**** Records for the task
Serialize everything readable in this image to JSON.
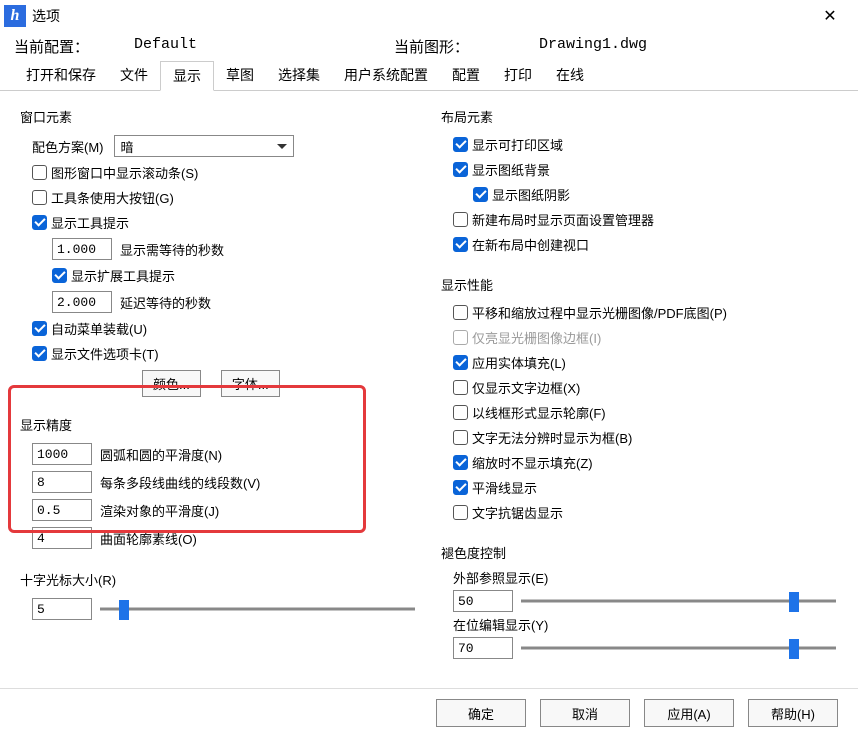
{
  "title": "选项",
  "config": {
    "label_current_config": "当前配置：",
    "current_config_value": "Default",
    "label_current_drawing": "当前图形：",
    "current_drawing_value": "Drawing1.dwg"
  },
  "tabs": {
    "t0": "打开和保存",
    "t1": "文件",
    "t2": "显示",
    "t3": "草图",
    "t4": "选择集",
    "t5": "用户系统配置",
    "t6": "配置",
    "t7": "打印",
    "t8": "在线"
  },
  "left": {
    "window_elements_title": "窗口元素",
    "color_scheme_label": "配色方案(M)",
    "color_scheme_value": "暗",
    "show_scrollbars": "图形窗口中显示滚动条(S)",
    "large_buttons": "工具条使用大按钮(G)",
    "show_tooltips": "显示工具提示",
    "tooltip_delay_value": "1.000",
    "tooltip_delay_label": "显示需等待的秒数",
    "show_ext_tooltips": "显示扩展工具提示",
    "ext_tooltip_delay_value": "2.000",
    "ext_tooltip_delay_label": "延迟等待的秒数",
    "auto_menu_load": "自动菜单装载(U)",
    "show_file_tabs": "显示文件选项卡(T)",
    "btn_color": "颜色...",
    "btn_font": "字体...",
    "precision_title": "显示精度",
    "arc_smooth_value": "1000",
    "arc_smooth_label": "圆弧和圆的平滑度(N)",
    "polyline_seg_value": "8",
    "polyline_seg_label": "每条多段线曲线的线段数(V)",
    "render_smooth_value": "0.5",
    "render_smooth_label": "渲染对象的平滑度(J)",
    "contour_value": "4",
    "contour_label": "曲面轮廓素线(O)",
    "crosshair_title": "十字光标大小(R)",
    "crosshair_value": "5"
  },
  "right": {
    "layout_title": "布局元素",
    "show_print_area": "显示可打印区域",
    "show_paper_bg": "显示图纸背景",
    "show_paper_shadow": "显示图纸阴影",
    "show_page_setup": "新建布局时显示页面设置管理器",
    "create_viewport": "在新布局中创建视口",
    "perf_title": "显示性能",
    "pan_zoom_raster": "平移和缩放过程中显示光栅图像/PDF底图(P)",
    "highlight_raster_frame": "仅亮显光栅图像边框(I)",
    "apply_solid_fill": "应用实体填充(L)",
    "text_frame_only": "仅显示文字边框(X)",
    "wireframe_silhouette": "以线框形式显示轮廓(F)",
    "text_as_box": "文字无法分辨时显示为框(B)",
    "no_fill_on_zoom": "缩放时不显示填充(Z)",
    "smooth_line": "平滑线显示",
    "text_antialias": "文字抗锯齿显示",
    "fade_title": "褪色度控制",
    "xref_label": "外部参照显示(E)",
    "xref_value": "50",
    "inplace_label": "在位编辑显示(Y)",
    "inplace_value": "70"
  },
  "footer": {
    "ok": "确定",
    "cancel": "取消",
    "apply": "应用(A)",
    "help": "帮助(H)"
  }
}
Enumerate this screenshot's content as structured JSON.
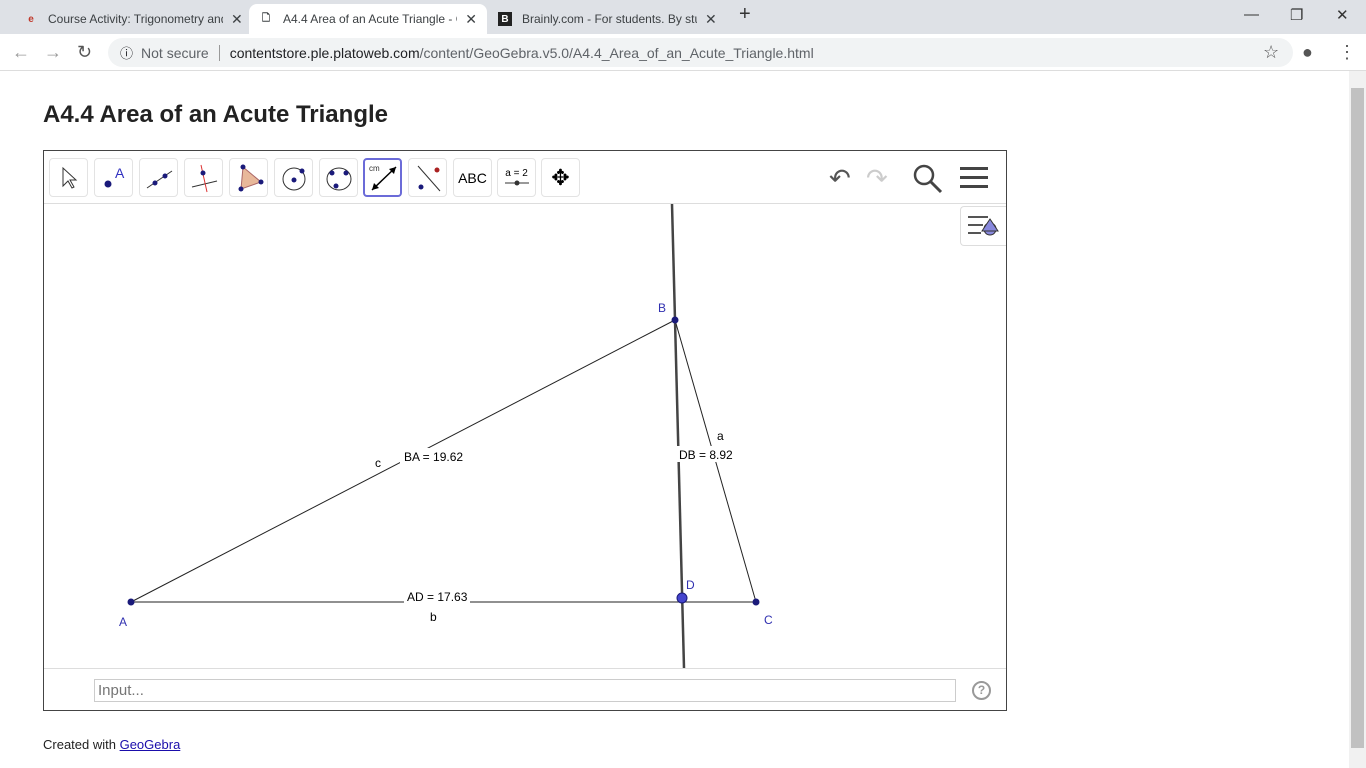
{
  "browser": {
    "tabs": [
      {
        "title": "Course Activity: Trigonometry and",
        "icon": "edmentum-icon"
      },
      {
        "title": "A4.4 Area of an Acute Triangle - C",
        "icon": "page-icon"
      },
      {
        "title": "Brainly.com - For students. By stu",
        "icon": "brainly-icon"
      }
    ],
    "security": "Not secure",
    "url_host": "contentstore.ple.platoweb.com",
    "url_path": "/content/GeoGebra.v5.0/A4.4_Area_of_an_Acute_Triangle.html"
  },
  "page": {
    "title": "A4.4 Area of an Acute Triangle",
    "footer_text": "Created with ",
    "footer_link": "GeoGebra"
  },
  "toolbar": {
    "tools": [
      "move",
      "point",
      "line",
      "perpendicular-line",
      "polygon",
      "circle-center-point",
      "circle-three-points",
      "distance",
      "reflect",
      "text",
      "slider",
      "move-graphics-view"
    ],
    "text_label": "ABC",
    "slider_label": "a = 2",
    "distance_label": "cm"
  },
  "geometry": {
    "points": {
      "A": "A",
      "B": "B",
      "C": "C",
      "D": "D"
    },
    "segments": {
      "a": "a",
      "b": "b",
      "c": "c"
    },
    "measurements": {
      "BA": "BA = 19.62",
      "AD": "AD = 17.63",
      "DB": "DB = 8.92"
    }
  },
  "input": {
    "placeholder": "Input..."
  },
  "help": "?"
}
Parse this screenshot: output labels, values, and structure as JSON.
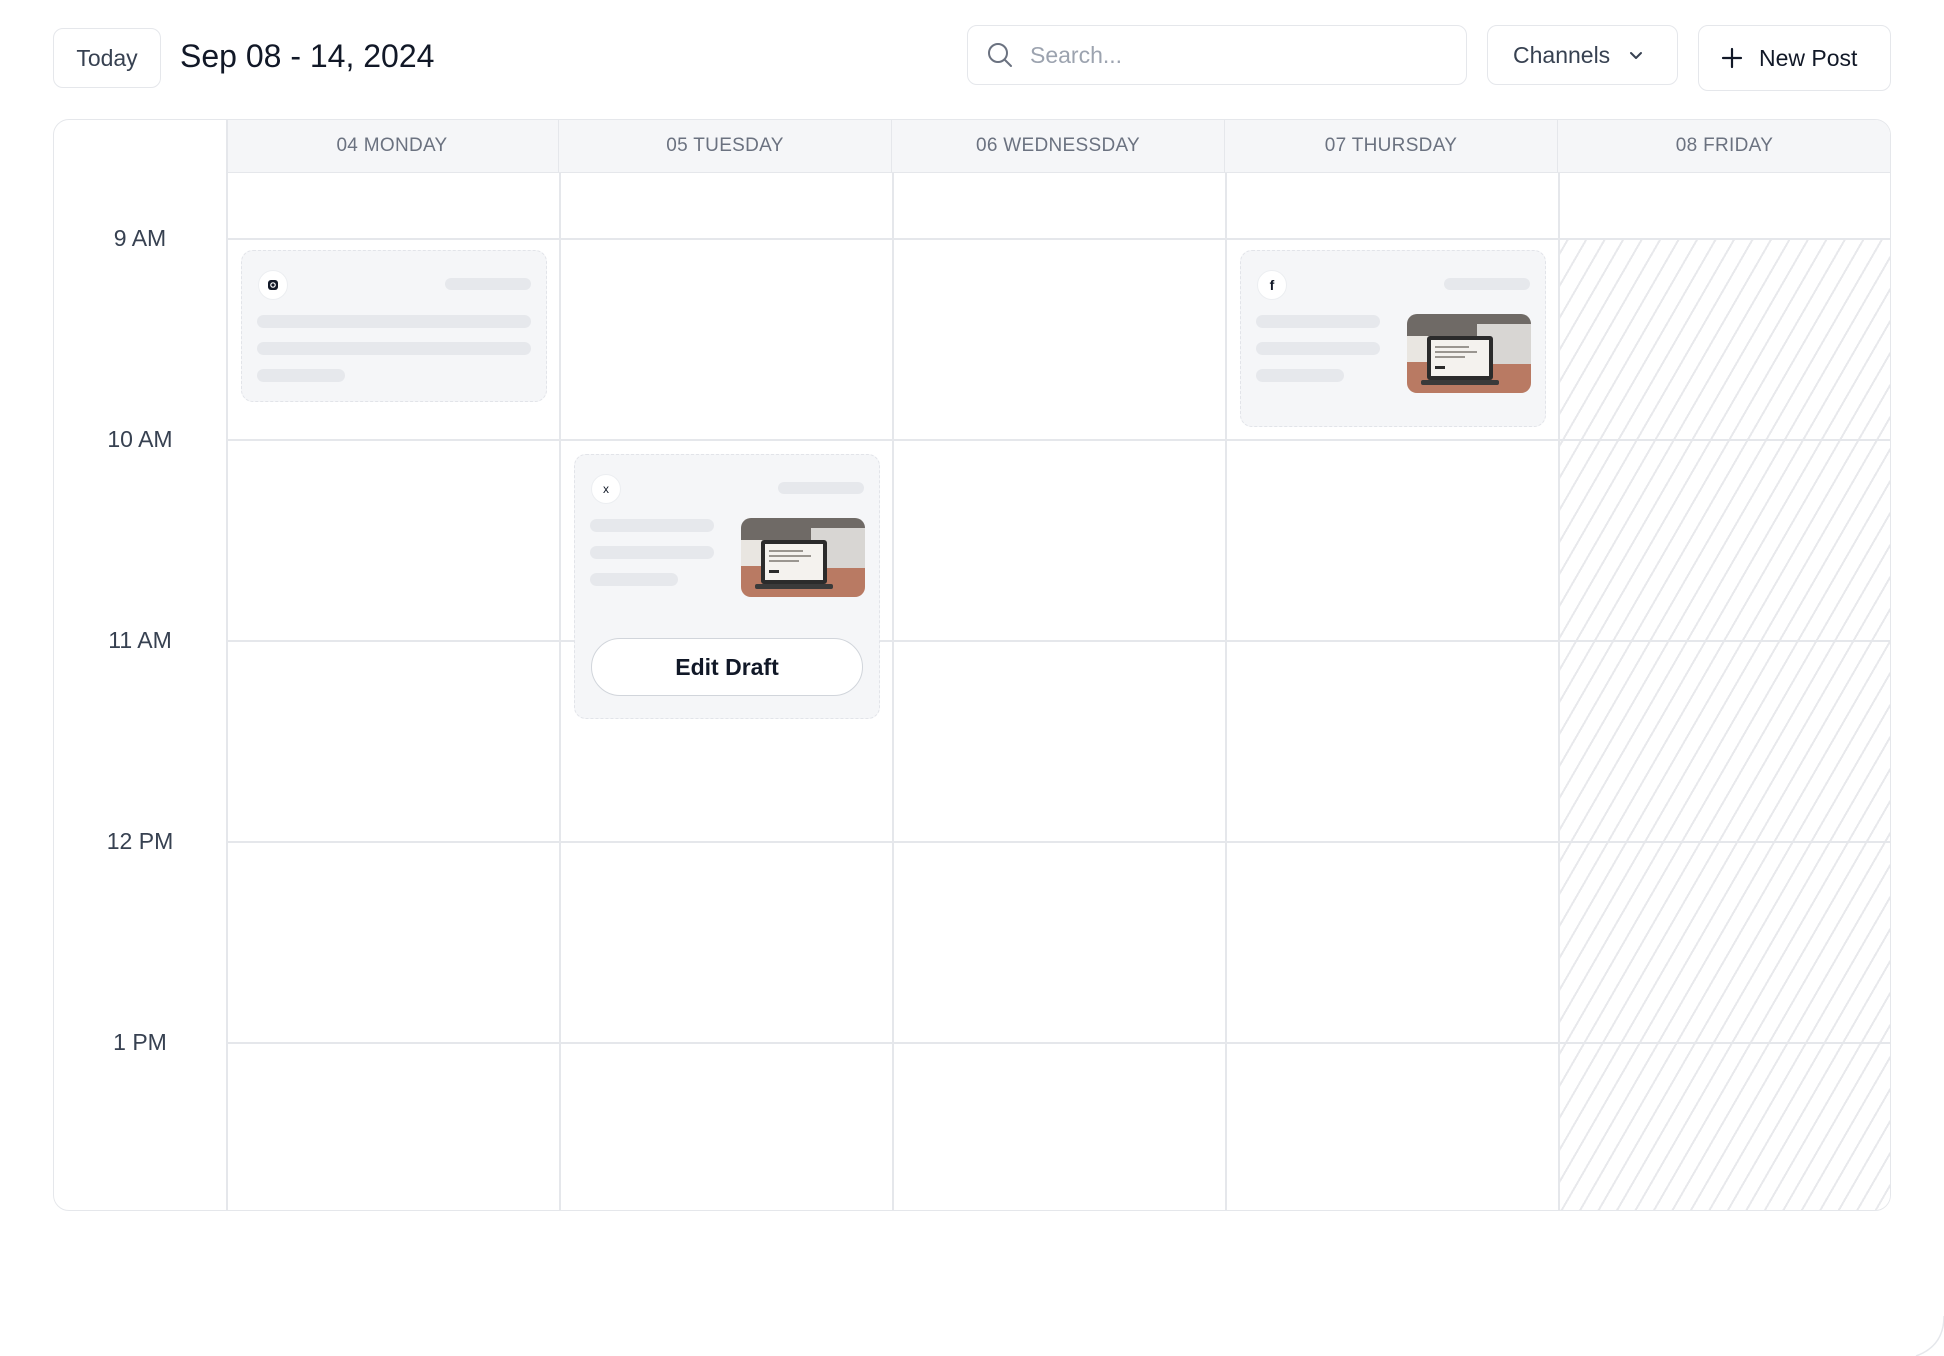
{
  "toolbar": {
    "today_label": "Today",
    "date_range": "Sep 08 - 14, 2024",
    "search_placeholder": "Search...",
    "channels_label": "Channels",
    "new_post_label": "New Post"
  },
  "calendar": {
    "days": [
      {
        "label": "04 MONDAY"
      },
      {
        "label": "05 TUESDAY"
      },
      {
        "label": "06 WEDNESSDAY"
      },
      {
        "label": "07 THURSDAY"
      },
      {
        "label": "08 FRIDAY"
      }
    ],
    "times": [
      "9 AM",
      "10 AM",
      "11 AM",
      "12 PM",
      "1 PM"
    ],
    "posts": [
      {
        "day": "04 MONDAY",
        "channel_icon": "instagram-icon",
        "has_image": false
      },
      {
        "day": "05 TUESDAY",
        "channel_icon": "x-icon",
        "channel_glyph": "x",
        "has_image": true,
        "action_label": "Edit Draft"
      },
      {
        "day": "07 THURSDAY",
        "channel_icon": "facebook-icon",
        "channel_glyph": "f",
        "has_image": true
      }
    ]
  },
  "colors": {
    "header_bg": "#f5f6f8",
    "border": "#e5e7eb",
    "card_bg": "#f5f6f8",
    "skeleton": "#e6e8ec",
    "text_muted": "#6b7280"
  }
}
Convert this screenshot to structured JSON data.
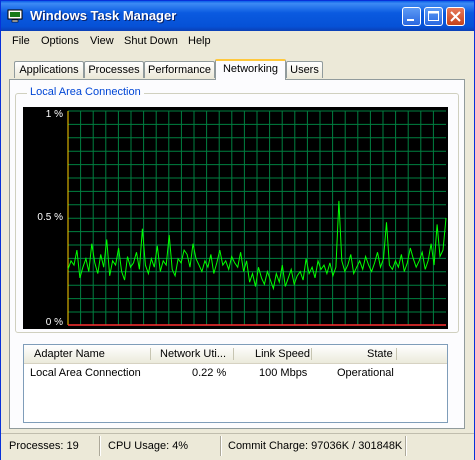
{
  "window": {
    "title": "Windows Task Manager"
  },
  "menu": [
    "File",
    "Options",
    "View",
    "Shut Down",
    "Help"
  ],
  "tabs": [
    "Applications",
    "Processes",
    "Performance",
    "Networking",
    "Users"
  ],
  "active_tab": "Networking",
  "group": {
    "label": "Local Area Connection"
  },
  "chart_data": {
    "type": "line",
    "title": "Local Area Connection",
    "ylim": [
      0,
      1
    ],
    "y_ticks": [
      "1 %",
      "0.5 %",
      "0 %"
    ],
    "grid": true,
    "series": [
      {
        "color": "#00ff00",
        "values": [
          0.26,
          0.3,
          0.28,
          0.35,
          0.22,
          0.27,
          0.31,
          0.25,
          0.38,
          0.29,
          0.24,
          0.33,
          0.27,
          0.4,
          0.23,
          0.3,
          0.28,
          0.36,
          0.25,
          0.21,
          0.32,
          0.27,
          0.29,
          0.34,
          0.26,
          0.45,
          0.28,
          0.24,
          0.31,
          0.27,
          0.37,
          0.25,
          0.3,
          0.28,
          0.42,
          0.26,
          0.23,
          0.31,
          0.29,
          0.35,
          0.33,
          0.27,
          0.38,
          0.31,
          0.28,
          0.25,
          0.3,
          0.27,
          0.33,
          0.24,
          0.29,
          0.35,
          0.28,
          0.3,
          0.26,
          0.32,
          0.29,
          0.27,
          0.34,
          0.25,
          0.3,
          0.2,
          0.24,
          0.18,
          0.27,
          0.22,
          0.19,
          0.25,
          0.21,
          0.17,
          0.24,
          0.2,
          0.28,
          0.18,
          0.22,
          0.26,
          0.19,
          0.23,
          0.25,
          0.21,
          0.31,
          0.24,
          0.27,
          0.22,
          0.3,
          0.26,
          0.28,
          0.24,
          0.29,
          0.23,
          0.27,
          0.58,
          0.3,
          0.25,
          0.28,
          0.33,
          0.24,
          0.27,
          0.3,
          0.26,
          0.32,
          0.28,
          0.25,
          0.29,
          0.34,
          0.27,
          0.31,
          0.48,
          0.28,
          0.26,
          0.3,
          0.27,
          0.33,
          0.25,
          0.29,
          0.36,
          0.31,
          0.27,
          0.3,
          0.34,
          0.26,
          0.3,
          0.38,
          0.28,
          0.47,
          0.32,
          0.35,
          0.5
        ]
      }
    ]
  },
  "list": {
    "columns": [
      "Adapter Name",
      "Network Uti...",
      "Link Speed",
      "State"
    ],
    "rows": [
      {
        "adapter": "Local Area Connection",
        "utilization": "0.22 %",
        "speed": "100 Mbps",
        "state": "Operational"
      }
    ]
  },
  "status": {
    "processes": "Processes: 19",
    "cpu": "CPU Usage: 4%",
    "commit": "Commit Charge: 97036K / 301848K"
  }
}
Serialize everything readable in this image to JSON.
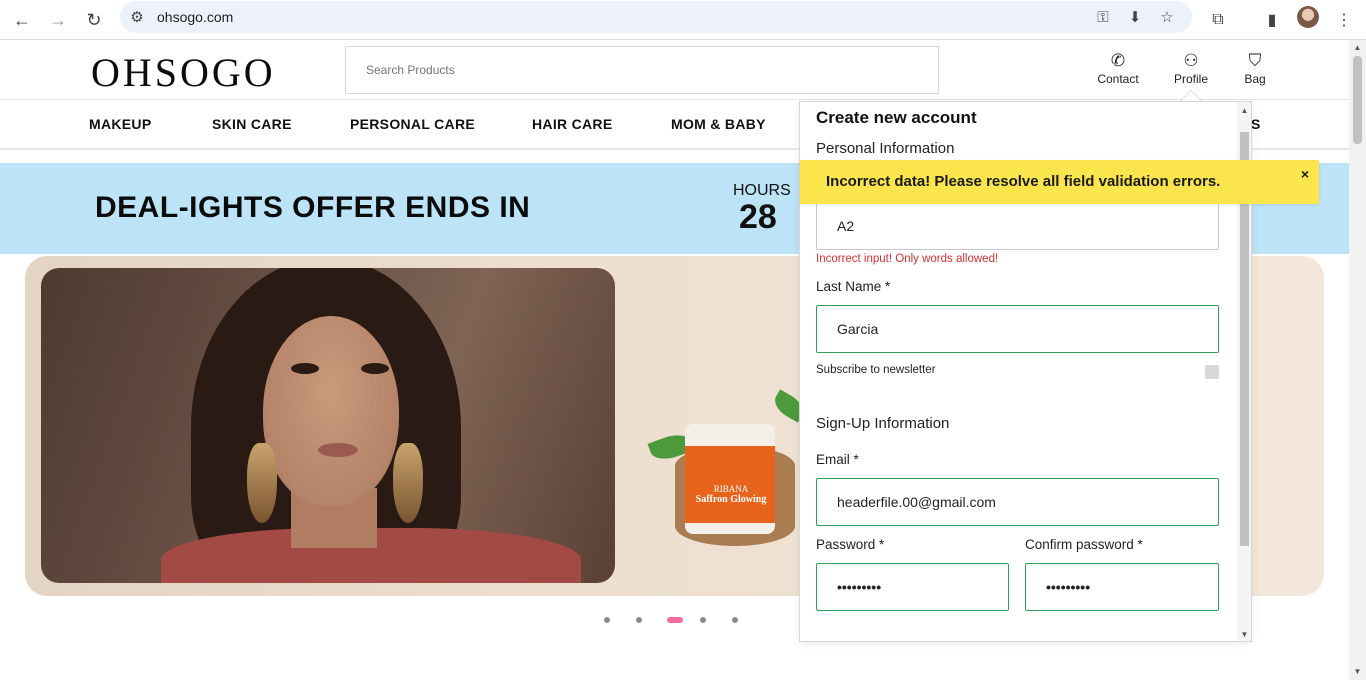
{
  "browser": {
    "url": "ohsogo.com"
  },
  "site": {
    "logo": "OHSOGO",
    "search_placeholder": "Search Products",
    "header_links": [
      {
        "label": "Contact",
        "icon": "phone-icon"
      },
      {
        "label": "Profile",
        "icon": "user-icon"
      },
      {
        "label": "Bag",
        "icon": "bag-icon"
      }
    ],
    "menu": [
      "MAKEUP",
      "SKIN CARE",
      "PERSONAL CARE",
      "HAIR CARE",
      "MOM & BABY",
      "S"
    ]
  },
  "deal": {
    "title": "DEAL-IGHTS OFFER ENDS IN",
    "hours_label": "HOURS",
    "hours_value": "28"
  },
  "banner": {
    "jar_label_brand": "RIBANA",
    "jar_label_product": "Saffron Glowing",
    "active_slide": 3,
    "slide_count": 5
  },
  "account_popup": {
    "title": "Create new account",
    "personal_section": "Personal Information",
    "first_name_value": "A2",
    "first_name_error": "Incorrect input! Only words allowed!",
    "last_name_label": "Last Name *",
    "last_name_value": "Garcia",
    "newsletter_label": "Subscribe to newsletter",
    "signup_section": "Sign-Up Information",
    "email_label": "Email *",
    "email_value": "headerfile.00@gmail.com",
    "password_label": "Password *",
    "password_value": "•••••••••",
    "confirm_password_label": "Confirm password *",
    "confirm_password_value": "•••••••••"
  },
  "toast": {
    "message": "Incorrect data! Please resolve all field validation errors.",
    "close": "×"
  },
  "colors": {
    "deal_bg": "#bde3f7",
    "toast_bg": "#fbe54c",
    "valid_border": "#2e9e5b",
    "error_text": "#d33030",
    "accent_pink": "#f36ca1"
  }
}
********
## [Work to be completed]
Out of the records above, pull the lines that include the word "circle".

## [Expected answer]
      "circle-center-point",
      "circle-three-points",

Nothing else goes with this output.